Endovascular repair of abdominal aortic aneurysms have been performed successfully since 1991. However, 20% to 50% of these patients may develop an endoleak or continued aneurysmal sac expansion or perfusion despite stent graft coverage. Current recommendations suggest lifelong surveillance with computed tomographic angiography (CTA) at least 1 month after intervention and yearly after that. In select patients with a stable aneurysm sac on computed tomography performed 1 year after treatment, future screening could be performed with ultrasonography. However, color Doppler ultrasound can fail to detect as many as 31% of endoleaks. Contrast-enhanced ultrasound (CEUS) provides an alternative approach to excluded aneurysm sac follow-up imaging. The Society for Vascular Surgery notes a need for further research on the role of CEUS in endovascular aortic repair surveillance. The European Federation of Societies for Ultrasound in Medicine and Biology suggests that early results are promising. Meta-analyses report pooled sensitivities and specificities of CEUS compared with CTA for the detection of endoleak between 89% and 98% and 86% and 88%, respectively. Owing to the dynamic flow information it provides, CEUS may actually be more sensitive than CTA at detection and characterization in select circumstances. Challenges with adoption, patient selection, and operator dependency remain, but current and future research suggests a role for CEUS in endoleak surveillance.

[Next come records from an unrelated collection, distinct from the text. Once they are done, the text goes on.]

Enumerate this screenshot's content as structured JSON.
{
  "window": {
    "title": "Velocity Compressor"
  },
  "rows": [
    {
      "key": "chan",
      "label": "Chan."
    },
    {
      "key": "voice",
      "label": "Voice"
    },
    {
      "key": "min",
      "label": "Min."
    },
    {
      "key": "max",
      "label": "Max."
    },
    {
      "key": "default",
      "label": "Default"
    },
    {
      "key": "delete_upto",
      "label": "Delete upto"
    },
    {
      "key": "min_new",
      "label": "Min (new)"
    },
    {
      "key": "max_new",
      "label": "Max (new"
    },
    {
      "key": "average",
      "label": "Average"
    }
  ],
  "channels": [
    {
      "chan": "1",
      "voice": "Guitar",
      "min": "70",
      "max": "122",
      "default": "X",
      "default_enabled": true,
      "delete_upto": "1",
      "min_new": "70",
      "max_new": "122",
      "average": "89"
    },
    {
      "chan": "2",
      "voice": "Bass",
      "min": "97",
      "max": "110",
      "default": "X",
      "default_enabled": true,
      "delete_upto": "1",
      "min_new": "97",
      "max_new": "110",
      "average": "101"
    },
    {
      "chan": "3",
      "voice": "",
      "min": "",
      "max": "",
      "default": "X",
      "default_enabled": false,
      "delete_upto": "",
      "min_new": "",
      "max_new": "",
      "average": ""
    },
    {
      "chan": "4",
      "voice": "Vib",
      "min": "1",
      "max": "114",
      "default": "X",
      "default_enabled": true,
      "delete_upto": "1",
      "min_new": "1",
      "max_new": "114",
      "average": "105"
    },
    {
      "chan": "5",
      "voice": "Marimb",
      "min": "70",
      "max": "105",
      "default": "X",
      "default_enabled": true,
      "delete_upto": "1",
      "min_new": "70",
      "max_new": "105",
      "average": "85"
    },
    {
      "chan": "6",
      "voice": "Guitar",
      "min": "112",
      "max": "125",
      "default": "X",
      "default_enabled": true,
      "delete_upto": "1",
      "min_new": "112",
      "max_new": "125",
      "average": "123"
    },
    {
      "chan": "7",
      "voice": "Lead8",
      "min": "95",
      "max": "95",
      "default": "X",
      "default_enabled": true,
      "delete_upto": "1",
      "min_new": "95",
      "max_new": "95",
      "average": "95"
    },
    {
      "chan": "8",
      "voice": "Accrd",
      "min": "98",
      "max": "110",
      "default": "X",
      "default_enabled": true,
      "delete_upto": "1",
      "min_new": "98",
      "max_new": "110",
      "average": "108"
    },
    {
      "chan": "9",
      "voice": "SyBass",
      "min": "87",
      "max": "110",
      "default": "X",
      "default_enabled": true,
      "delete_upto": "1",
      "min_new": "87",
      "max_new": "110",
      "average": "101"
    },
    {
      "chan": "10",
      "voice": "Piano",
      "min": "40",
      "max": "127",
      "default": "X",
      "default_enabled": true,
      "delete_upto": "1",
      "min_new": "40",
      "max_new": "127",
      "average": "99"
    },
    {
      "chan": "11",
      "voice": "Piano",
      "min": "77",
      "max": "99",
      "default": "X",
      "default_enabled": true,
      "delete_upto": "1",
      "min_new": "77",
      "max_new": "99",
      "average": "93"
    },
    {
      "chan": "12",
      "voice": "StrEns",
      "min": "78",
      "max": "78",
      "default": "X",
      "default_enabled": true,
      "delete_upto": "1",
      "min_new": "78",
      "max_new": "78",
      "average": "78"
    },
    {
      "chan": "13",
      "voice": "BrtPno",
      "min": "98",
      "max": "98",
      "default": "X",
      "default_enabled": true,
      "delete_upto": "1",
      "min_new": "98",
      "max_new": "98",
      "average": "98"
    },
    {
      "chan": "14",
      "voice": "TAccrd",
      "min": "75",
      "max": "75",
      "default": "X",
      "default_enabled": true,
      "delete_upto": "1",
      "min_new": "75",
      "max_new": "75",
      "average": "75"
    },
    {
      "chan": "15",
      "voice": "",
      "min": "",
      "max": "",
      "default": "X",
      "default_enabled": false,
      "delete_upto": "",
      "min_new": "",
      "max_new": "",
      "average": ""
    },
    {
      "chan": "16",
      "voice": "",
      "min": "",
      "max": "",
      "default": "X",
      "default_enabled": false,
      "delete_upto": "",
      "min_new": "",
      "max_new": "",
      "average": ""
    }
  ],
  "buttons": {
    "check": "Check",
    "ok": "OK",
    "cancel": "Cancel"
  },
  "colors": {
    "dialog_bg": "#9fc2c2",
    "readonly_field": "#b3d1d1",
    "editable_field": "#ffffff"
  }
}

*Department of Surgery, Lankenau Medical Center, Wynnewood; and
†Department of Radiology, Thomas Jefferson University, Philadelphia PA.
Received for publication January 9, 2018; accepted February 7, 2018.
Address correspondence to: Sriharsha Gummadi, MD, Thomas Jefferson University, 132 South 10th Street, Suite 767, Main Building, Philadelphia PA 19107 (e-mail: Sriharsha.Gummadi@jefferson.edu).
Funding: Research reported in this publication was supported by the National Cancer Institute of the National Institutes of Health under award number R01CA194307.
The authors report nonfinancial and grant support from GE Healthcare and Toshiba Medical Systems outside the submitted work.
Ethical Approval: All procedures performed in studies involving human participants were in accordance with the ethical standards of the institutional and/or national research committee and with the 1964 Helsinki Declaration and its later amendments or comparable ethical standards. Because all clinical vignettes contain only de-identified retrospective data and are used for educational purposes only, no consent outside standard procedural consent was requested of any patients.